Bradford, Sebastian; Rupf, Reto; Stucki, Matthias

Mountain sports are affected by climate change in a way which few other sports are. Melting glaciers, less snowfall in many regions and rock fall due to thawing permafrost have a direct impact on athletes and businesses around mountain sports. On the other hand, mountain sports also contribute to climate change with greenhouse gas emissions arising from the production chain of sports equipment. We examined the environmental impact of climbing ropes, from the production chain to the usage and the disposal, produced and sold by the Mammut Sports Group. In addition to the global warming potential (GWP) using the IPCC 2013 method, other impact categories, such as eutrophication or acidification, were assessed using the environmental footprint method. Furthermore, a socio-economic research methodology was used with an online survey to obtain data on the rope use and its end-of-life phase, as well as to evaluate the potential of a rope material recycling project by Mammut. The recycled polyamide can be reused for non-personal protective equipment products, such as T-shirts. The results show that the production of the base material polyamide 6 has at 50% the highest impact on the total GWP of 46.6 kg CO2-eq. per climbing rope with 70m length and a weight of 3.54 kg. The raw material production dominates also most other environmental impact categories. Considering the rest of the production chain, the rope processing contributes 18% to the GWP. The emissions are caused by energy intensive processes such as braiding and twining, powered mainly by coal based electricity. A switch to photovoltaic electricity could reduce the GWP of this supply chain process by 75%. The survey indicated a high willingness of climbers to return their ropes for the purpose of recycling.
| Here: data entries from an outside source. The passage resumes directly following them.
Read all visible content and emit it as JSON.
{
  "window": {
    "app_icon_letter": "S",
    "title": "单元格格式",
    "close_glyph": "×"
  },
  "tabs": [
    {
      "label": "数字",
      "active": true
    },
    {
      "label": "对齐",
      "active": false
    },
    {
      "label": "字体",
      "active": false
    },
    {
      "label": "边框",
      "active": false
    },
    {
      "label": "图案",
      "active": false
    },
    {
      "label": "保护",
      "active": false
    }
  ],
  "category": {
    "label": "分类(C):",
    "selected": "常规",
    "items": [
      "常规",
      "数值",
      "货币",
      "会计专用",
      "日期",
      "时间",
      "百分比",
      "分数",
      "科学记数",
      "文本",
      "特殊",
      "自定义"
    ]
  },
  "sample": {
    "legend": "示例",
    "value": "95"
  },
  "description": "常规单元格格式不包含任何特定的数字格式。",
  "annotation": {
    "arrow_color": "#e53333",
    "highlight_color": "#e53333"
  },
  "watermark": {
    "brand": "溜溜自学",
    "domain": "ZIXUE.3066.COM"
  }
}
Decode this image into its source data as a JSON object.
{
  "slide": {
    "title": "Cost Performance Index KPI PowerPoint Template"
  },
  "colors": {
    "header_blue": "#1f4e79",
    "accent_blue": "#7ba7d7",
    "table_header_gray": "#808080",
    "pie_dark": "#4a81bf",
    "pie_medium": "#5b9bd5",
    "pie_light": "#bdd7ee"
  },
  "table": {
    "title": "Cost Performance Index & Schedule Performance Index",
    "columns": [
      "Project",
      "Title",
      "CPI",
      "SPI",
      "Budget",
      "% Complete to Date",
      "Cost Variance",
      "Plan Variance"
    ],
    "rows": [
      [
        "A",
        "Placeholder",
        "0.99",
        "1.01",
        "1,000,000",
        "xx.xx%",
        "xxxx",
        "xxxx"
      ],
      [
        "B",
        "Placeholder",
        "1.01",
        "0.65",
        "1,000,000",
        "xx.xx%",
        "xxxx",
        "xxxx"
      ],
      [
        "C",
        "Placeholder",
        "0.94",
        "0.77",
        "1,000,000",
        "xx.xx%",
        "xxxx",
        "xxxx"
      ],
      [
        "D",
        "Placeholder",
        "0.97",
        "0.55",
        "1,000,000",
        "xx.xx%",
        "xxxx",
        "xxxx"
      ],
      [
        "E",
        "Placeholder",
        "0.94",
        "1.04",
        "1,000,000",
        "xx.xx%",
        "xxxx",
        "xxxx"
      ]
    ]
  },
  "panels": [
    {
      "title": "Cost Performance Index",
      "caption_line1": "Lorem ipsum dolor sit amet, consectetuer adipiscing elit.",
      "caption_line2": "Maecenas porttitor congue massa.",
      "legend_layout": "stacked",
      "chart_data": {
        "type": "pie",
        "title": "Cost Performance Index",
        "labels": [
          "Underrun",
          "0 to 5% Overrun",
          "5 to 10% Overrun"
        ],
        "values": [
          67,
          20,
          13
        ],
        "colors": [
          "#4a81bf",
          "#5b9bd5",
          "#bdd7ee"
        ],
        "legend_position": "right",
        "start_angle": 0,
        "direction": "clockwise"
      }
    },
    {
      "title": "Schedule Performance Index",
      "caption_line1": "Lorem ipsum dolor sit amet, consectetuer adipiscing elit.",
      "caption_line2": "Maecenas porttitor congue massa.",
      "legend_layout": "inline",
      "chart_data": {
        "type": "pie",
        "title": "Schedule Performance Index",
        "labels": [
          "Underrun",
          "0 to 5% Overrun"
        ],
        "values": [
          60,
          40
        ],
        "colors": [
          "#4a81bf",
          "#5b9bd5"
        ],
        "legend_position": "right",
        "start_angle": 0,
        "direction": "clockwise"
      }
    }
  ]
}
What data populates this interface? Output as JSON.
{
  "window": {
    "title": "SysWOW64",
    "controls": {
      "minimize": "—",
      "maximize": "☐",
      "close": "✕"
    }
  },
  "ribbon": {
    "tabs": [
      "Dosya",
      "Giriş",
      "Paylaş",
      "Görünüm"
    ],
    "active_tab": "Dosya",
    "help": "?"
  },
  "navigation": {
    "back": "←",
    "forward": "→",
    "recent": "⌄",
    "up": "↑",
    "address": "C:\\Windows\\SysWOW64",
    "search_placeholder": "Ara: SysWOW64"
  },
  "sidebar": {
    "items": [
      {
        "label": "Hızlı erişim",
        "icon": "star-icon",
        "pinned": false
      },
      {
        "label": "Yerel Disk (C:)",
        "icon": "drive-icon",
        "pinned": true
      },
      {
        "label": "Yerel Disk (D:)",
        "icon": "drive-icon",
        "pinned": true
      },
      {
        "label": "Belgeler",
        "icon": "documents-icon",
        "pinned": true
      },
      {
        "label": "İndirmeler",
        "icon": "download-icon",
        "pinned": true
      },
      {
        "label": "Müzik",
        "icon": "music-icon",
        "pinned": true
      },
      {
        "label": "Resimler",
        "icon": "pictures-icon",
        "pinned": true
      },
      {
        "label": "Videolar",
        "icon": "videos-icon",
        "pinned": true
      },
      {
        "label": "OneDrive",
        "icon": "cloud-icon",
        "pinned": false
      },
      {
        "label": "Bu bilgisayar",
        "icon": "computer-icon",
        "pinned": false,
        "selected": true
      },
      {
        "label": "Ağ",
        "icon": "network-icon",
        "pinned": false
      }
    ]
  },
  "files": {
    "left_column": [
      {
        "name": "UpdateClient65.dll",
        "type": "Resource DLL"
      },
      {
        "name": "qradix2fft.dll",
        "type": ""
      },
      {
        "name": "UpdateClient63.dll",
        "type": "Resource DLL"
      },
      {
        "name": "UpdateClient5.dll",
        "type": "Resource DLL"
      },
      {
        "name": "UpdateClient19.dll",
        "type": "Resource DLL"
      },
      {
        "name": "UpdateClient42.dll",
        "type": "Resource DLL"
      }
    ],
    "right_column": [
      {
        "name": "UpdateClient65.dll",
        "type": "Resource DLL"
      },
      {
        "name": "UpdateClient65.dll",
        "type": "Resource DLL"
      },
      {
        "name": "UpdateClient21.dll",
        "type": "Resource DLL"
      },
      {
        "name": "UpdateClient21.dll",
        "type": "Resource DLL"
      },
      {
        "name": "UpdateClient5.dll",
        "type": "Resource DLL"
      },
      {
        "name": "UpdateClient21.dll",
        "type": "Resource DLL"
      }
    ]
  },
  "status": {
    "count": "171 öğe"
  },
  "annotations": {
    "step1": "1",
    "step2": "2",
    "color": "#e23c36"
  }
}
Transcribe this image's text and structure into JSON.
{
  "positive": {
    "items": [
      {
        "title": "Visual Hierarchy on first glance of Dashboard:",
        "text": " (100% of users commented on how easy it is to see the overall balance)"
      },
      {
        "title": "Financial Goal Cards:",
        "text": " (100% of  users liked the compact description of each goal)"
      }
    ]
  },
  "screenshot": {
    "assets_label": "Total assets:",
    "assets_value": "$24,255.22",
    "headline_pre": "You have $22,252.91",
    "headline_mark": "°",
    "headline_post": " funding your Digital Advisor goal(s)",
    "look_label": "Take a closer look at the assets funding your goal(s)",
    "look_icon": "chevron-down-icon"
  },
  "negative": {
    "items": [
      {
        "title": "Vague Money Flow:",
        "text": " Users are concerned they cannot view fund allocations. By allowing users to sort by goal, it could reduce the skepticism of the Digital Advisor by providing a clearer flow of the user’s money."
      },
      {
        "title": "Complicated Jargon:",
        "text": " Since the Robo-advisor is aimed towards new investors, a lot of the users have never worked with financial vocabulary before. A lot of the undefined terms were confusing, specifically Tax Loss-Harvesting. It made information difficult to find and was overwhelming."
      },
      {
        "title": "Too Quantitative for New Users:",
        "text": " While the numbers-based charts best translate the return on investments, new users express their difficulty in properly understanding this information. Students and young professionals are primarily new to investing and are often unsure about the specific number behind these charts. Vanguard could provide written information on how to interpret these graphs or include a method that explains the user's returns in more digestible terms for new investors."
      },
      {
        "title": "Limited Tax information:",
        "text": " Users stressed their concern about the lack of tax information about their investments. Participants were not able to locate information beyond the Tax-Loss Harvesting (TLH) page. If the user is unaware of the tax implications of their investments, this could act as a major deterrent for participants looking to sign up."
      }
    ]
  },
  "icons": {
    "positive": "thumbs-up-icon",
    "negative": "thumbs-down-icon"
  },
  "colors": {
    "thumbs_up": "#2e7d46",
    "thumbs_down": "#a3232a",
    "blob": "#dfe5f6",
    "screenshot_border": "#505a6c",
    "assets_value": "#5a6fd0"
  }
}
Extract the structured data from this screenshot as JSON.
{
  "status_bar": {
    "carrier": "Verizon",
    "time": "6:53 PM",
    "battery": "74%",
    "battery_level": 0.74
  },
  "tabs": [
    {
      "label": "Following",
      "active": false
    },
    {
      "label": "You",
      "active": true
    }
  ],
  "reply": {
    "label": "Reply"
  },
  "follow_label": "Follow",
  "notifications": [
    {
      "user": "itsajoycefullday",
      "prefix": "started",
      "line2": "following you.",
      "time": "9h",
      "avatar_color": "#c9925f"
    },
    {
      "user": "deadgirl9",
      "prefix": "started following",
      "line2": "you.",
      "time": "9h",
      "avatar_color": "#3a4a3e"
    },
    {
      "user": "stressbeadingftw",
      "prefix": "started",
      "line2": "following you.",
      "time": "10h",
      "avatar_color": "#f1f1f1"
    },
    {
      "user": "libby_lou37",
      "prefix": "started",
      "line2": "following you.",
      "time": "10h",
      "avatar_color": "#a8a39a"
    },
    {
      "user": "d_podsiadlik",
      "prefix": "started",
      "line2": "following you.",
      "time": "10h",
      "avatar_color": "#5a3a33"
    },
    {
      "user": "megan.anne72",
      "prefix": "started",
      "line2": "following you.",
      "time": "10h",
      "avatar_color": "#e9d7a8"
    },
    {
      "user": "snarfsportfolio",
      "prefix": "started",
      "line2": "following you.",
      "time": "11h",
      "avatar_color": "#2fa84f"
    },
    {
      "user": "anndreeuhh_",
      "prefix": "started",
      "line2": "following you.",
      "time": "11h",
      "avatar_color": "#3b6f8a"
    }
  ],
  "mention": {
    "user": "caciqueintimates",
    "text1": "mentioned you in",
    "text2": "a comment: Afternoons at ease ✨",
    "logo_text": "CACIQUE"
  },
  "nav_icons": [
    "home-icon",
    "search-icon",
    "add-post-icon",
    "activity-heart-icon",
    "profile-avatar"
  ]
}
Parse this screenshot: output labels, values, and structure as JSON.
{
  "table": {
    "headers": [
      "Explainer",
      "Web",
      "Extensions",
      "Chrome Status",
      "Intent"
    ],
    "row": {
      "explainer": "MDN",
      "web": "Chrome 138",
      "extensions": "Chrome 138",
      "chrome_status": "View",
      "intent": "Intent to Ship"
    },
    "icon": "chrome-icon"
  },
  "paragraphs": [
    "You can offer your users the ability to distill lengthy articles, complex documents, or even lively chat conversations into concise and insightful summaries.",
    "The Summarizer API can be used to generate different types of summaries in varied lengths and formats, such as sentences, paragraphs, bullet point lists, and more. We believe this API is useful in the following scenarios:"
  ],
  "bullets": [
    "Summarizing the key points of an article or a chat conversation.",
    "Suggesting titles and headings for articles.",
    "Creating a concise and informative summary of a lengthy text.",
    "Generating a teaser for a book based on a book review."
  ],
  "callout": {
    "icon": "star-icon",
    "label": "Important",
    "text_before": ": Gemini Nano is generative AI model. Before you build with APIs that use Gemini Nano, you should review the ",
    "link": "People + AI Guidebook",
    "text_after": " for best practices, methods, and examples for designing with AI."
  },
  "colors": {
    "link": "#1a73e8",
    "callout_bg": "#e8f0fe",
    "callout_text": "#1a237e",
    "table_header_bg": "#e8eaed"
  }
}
If all old ropes stored at home or being used for non-climbing purposes in Switzerland were to be recycled, 1170 t CO2-eq. could be saved by substituting primary material and avoiding waste incineratio